Let *A*={-1,0,1}. The subset of *A* having no element is the empty set Ø. The subsets of *A* having one element are {-1}, {0}, {l}. The subsets of *A* having two elements are {-1,0}, {-1,1}, {0,1}. The subset of *A* having three elements of *A* is *A* itself. So, all the subsets of *A* are (1), {-1}, {0}, {1}, {-1,0}, {-1,1}, {0,1} and {-1,0,1}.

📌 Exercises (solved)

A. List all the subsets of the following sets.

1. {1,2,3,4}. The subsets of {1,2,3,4} are:

{}, {1}, {2}, {3}, {4}, {1,2}, {1,3}, {1,4}, {2,3}, {2,4}, {3,4}, {1,2,3}, {1,2,4}, {1,3,4}, {2,3,4}, {1,2,3,4}.

2. {{ℝ}}. The subsets of {{ℝ}} are: {} and {{ℝ}}.

3. {Ø}. The subsets of {Ø} are {} and {Ø}.

4. {ℝ,{ℚ,ℕ}. The subsets of {ℝ,{ℚ,ℕ} are {}, {ℝ}, {{ℚ,ℕ}}, {ℝ,{ℚ,ℕ}}.

B. Write out the following sets by listing their elements between braces.

1. {*X*∶*X*⊆{3,2,a} and |*X*|=2}={{3,2},{3,a},{2,a}}

2. {*X*∶*X*⊆{3,2,a} and |*X*|=4}={}=Ø

⛲ Example 5: **Distinct Subsets**

a) Determine the number of distinct subsets for the set {S,L,E,D}.

b) List all the distinct subsets for the set {S,L,E,D}.

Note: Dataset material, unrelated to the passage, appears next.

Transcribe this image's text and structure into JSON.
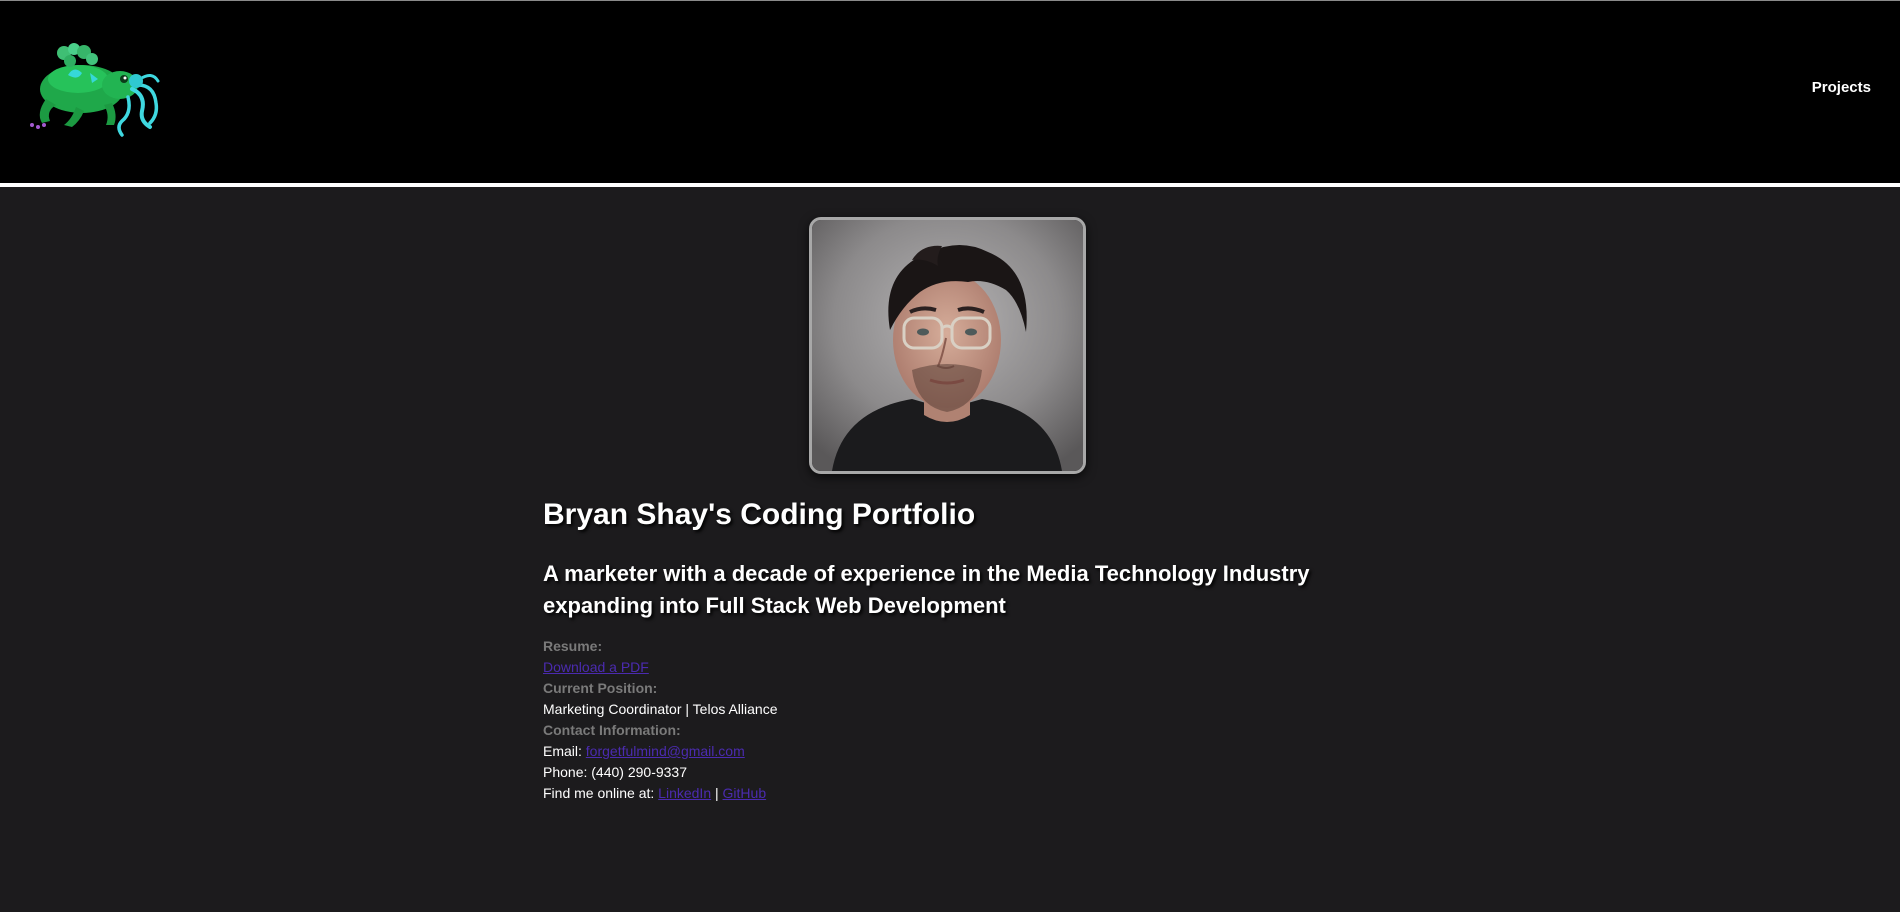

c) How many of the distinct subsets are **proper subsets**?

✍ Solution:

a) Since the number of elements in the set is 4, the number of distinct subsets is 2=2^{4}=2⋅2⋅2⋅2=16.

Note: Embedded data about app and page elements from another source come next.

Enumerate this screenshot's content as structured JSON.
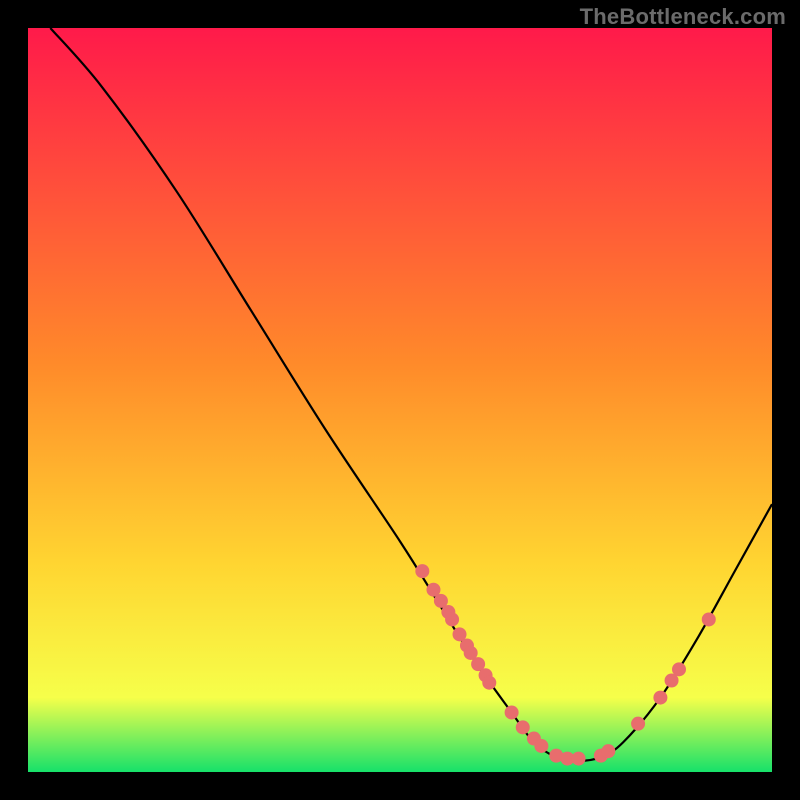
{
  "watermark": "TheBottleneck.com",
  "chart_data": {
    "type": "line",
    "title": "",
    "xlabel": "",
    "ylabel": "",
    "xlim": [
      0,
      100
    ],
    "ylim": [
      0,
      100
    ],
    "gradient_top": "#ff1a4a",
    "gradient_mid": "#ffd531",
    "gradient_bottom": "#16e16a",
    "curve": [
      {
        "x": 3.0,
        "y": 100.0
      },
      {
        "x": 10.0,
        "y": 92.0
      },
      {
        "x": 20.0,
        "y": 78.0
      },
      {
        "x": 30.0,
        "y": 62.0
      },
      {
        "x": 40.0,
        "y": 46.0
      },
      {
        "x": 50.0,
        "y": 31.0
      },
      {
        "x": 55.0,
        "y": 23.0
      },
      {
        "x": 60.0,
        "y": 15.0
      },
      {
        "x": 65.0,
        "y": 8.0
      },
      {
        "x": 68.0,
        "y": 4.0
      },
      {
        "x": 71.0,
        "y": 2.0
      },
      {
        "x": 74.0,
        "y": 1.5
      },
      {
        "x": 77.0,
        "y": 2.0
      },
      {
        "x": 80.0,
        "y": 4.0
      },
      {
        "x": 85.0,
        "y": 10.0
      },
      {
        "x": 90.0,
        "y": 18.0
      },
      {
        "x": 95.0,
        "y": 27.0
      },
      {
        "x": 100.0,
        "y": 36.0
      }
    ],
    "markers": [
      {
        "x": 53.0,
        "y": 27.0
      },
      {
        "x": 54.5,
        "y": 24.5
      },
      {
        "x": 55.5,
        "y": 23.0
      },
      {
        "x": 56.5,
        "y": 21.5
      },
      {
        "x": 57.0,
        "y": 20.5
      },
      {
        "x": 58.0,
        "y": 18.5
      },
      {
        "x": 59.0,
        "y": 17.0
      },
      {
        "x": 59.5,
        "y": 16.0
      },
      {
        "x": 60.5,
        "y": 14.5
      },
      {
        "x": 61.5,
        "y": 13.0
      },
      {
        "x": 62.0,
        "y": 12.0
      },
      {
        "x": 65.0,
        "y": 8.0
      },
      {
        "x": 66.5,
        "y": 6.0
      },
      {
        "x": 68.0,
        "y": 4.5
      },
      {
        "x": 69.0,
        "y": 3.5
      },
      {
        "x": 71.0,
        "y": 2.2
      },
      {
        "x": 72.5,
        "y": 1.8
      },
      {
        "x": 74.0,
        "y": 1.8
      },
      {
        "x": 77.0,
        "y": 2.2
      },
      {
        "x": 78.0,
        "y": 2.8
      },
      {
        "x": 82.0,
        "y": 6.5
      },
      {
        "x": 85.0,
        "y": 10.0
      },
      {
        "x": 86.5,
        "y": 12.3
      },
      {
        "x": 87.5,
        "y": 13.8
      },
      {
        "x": 91.5,
        "y": 20.5
      }
    ],
    "marker_color": "#e86d6d",
    "marker_radius": 7,
    "curve_stroke": "#000000",
    "curve_width": 2.2
  }
}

b)

c) There are 15

**proper subsets**. Every subset except {S,L,E,D} is a

**proper subset**

This idea of “making” a subset can help us list out all the subsets of a given set *B*. As an example, let *B*={*a*,b,c}. Let’s list all of its subsets.

One way of approaching this is to make a tree-like structure. Begin with the subset {}, which is shown on the left of Figure 2. Considering the element *a* of *B*, we have a choice: insert it or not. The lines from {} point to what we get depending whether or not we insert *a*, either {} or {*a*}. Now move on to the element b of *B*. For each of the sets just formed we can either insert or not insert b, and the lines on the diagram point to the resulting sets {}, {b}, {*a*}, or {*a*,b}. Finally, to each of these sets, we can either insert c or not insert it, and this gives us, on the far right-hand column, the sets {}, {c}, {b}, {b,c}, {*a*}, {*a*,c}, {*a*,b} and {*a*,b,c}. These are the eight subsets of *B*={*a*,b,c}.

We can see from the way this tree branches out that if it happened that *B*={*a*}, then *B* would have just two subsets, those in the second column of the diagram. If it happened that *B*={*a*,b}, then *B* would have four subsets, those listed in the third column, and so on. At each branching of the tree, the number of subsets doubles. Thus in general, if |*B*|=*n*, then *B* must have 2^{n} subsets.

[__Fact__] If a finite set has n elements, then it has 2^{n} subsets.

For a slightly more complex example, consider listing the subsets of *B*={1,2,{1,3}}. This *B* has just three elements: 1, 2 and {1,3}. At this point you probably don’t even have to draw a tree to list out B’s subsets.

You just make all the possible selections from *B* and put them between braces to get

These are the eight subsets of

*B*. Exercises like this help you identify what is and isn’t a subset. You know immediately that a set such as {1,3} is

__not__a subset of

*B*because it can’t be made by selecting elements from

*B*, as the 3 is not an element of

*B*and thus is not a valid selection. Notice that although {1,3}⊄B (read: {1,3}

**isn’t a proper-subset of**B), it is true that {1,3}∈B. Also, {{1,3}}⊂

*B*(read: {1,3}

**is a proper-subset of**B).